The building blocks of personal development through 360 - enhanced by Johari

360° feedback enables individuals to get a clear view of how others perceive the way they work. It provides a unique opportunity to gain an understanding of the impact behaviours have on an individual's personal success and on those they work with. A well run 360 degree feedback survey can produce enormous benefits, for the individuals taking part and for the company which employs them.

At Getfeedback we believe that career and personal success is gained from actively managing an individual’s development. Personal development is a journey. The end point of the journey is enhanced personal effectiveness and increased positive impact. The aim of 360 degree feedback is to set individuals off on that development journey by raising awareness of what individuals currently do that makes them successful. 360 is just one of the tools that we offer to help individuals to identify where their strengths and areas for development lie.

Getfeedback offer a range of data displays to aid individuals going through a 360 degree feedback process to easily identify their areas of strength and those for development.

Sample Report pages

 

Getfeedback 360s are used by 1000s of individuals each month and are built on best practice and leading edge technology. We provide a range of off the shelf tools alongside bespoke 360 options to meet all our client 360 requirements whatever their project size. Many of the clients we are now working with are familiar with the 360 process, its benefits and the route to implementing a successful 360 project and are now looking for ways of enhansing their organisations experience of 360.

Here at Getfeedback we often have the benefit of not only offering the online collection of data and reporting but also providing a number of clients with 1:1 feedback for those undergoing 360 feedback - like we undertook for the senior leadership team at the CIPD.

At Getfeedback we are constantly looking at ways to improve messaging, interpretation and drive for individuals' self-awareness. In reviewing both our own experience of 360 and that of our clients, we have found that the inclusion of our adapted Johari Window plot of 360 responses helps enormously in swiftly and effectively highlighting individual areas of strength, self-awareness and focus - a great starting point for any development conversation. The Getfeedback tool provides the option to review an individual’s 360 feedback data plotted on a Johari window and this option is now included as standard in all of our off the shelf 360s.

The Johari Window was originally developed in the mid 1950's by Joseph Luft and Harrington Ingham and the name is in fact derived from an amalgamation of the founders first names.  It is one of the fundamental tools used in leadership training and has a natural fit with the data collected during the 360 degree feedback process. In summary, the model is based on the understanding that there are areas of development that individuals are aware of, those that are known, and those that are not known—both to ourselves and to others. Understanding these areas and their impact on behaviours, provides individuals with a greater understanding of the areas of development which will have the greatest impact on their behavioural performance.

Getfeedback’s 360 Johari window display breaks feedback provided into 4 quadrants:

Johari Window

The data display is broken down against the competencies assessed. The example above is taken from one of our off the shelf tools and is based on the 11 behaviours in the Schroder Model of high performance.

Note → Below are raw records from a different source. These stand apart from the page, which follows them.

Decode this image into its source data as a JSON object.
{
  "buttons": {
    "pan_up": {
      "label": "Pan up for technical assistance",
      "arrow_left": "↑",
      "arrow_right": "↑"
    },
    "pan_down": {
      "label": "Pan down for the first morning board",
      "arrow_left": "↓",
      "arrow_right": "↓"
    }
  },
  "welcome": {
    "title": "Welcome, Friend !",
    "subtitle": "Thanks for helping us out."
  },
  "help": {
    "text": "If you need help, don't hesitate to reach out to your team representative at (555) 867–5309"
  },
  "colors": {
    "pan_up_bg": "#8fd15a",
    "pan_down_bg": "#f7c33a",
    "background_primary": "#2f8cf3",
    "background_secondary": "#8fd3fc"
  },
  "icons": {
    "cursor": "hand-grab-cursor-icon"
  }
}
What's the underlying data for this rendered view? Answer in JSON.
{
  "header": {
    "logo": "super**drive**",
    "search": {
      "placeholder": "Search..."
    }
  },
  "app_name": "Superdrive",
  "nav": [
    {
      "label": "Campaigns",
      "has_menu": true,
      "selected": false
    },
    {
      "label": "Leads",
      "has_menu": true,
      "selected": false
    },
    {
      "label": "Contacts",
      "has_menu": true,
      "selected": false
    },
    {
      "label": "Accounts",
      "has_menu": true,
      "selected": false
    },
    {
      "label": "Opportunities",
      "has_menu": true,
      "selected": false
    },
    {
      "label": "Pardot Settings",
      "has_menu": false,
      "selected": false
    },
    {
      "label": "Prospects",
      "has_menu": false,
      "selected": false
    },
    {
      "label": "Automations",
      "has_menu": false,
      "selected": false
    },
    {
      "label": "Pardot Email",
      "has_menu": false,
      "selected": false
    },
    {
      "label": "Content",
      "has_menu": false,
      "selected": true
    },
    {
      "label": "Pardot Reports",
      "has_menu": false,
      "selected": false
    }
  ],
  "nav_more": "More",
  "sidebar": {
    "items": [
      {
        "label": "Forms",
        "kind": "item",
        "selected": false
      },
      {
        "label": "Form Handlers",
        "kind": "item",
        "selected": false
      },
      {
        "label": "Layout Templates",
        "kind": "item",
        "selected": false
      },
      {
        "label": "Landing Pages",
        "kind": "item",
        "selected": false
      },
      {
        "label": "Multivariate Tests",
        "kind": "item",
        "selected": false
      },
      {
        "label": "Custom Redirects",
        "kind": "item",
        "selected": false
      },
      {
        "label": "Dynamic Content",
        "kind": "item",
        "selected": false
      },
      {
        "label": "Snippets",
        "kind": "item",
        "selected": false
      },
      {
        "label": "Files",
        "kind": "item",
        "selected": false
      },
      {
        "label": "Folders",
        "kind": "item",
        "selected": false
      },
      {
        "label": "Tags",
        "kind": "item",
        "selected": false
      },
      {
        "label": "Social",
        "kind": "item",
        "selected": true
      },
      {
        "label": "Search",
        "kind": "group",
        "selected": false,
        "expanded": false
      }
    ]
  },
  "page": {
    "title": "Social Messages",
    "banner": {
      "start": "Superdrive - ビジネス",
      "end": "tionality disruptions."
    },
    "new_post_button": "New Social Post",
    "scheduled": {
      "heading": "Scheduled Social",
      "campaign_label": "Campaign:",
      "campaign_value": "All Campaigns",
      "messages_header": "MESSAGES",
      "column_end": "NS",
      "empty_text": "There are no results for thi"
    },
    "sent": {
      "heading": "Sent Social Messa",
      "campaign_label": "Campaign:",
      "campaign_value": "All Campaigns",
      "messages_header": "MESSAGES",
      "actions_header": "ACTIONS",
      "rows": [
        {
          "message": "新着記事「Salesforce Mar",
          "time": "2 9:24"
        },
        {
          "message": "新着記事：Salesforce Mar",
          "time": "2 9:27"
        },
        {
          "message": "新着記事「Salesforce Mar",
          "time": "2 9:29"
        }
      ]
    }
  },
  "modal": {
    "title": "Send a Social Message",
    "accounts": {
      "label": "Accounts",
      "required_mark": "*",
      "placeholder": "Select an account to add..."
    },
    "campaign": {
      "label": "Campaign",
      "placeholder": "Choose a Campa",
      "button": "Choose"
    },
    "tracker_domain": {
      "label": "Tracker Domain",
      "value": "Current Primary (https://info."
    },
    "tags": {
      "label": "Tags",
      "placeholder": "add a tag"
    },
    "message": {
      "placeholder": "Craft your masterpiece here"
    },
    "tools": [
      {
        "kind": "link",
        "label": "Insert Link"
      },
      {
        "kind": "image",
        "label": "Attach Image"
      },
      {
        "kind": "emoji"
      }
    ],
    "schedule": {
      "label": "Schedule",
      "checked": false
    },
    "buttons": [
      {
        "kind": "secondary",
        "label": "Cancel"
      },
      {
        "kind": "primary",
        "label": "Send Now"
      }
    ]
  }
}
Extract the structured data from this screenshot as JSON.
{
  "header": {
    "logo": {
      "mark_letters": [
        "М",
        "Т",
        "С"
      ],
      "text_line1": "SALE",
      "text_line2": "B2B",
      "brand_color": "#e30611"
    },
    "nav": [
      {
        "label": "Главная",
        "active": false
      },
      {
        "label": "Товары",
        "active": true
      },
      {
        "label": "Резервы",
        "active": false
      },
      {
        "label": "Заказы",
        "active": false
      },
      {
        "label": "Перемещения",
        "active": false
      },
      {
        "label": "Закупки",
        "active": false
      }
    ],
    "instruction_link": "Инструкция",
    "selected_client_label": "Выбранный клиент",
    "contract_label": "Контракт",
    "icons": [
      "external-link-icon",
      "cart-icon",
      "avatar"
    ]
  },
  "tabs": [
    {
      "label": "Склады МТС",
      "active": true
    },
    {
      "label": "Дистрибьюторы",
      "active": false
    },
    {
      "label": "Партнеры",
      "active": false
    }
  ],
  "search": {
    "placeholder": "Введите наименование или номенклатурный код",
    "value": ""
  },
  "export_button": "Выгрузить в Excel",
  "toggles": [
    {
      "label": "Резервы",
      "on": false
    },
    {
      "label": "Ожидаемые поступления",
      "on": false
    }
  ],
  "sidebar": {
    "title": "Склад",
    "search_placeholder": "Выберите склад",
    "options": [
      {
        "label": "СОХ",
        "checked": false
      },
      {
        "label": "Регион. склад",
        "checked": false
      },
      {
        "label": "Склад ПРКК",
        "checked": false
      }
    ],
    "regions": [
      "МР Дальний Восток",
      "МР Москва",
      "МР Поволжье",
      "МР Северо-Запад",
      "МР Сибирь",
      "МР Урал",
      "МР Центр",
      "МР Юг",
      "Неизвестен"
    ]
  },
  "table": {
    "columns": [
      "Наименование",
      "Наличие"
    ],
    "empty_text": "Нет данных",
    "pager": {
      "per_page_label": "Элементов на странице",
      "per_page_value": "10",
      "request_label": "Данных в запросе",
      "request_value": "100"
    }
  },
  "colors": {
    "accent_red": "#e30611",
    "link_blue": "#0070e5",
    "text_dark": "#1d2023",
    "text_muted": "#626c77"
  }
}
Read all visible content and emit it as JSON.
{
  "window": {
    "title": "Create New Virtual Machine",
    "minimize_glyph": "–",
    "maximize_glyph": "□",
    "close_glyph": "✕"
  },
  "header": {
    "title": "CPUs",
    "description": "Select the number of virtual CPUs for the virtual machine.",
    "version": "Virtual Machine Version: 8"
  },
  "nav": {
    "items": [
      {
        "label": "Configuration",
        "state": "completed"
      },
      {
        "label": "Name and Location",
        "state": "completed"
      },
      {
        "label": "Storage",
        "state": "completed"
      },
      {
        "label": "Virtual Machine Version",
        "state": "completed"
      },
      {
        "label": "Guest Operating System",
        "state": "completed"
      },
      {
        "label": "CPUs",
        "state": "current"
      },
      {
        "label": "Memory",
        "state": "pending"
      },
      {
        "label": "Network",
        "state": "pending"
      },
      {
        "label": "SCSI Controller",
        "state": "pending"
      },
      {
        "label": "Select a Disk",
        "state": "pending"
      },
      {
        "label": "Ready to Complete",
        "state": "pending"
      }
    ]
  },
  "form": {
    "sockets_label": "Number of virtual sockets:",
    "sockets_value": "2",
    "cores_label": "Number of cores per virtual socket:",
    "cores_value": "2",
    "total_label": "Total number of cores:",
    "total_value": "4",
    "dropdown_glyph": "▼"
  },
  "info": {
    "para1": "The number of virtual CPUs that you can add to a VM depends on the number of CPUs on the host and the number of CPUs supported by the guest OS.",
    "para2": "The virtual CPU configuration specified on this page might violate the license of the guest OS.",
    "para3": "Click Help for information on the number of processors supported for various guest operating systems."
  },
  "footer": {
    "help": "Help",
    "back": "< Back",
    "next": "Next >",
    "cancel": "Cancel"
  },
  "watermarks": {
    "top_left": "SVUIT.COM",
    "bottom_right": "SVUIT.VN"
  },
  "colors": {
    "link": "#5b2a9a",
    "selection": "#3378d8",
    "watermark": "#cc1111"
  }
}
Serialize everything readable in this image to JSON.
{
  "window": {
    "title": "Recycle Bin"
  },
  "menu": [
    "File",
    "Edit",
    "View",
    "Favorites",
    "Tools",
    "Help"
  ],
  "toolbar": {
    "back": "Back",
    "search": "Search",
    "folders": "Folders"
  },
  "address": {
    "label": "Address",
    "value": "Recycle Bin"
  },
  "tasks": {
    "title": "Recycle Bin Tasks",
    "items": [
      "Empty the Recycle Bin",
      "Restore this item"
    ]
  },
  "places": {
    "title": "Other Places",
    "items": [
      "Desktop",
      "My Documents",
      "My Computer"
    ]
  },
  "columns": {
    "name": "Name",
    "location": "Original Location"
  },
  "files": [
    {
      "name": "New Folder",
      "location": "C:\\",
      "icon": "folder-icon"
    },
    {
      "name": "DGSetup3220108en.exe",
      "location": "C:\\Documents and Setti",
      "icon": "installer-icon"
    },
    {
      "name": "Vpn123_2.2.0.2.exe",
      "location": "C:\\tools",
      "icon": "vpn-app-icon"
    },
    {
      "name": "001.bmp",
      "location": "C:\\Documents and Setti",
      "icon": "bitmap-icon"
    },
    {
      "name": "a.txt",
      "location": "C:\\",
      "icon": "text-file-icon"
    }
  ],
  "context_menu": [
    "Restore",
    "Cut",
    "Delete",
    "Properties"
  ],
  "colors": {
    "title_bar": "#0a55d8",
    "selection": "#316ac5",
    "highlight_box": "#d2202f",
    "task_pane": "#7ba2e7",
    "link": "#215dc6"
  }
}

Known strength behaviours are those where individual respondents and all 'others' gave an average rating above 3.5 for the statements relating to that behaviour. This means an individual and their respondents are in agreement that you use the behaviours with a high degree of skill on a consistent basis.

Known area for development behaviours are those where both an individual and all 'others' have given an average rating below 3.5 for the statements relating to that behaviour. This means that an individual and their respondents are in agreement that you do not use the behaviours consistently or that you use them at a basic level.

Hidden strength behaviours are those where 'others' have given an average rating of over 3.5, but an individual has rated this below 3.5. These behaviours are therefore hidden strengths as they are ones that an individual is not aware that they use at such a high level with such consistency.

Blind spot behaviours are those where an individual has rated the statements on average over 3.5, but 'others' have rated them below 3.5. This means that they think they use the behaviours more consistently than they actually do.

The average rating of 3.5 is taken from our analysis of typical 360 scores based on clients using a 5 point rating scale, however this chart can be redrawn for clients with 360s using other scales. (For our research on the optimum scale please click here).

Feedback is at the heart of understanding what's working, as well as what's not working. After all, without feedback, we tend to create our own realities.  In an age of limited development time and resources, the use of the Johari window data display as part of a 360 project leads to clearer data interpretation and understanding, which in turn allows for more meaningful, targeted development focused feedback.

Take a look at some of the other reporting options available as part of Getfeedback’s standard off the shelf and bespoke tools here, take a look at one of our standard reports, or contact the team to discuss your 360 requirements: 01491 845536 info@getfeedback.net.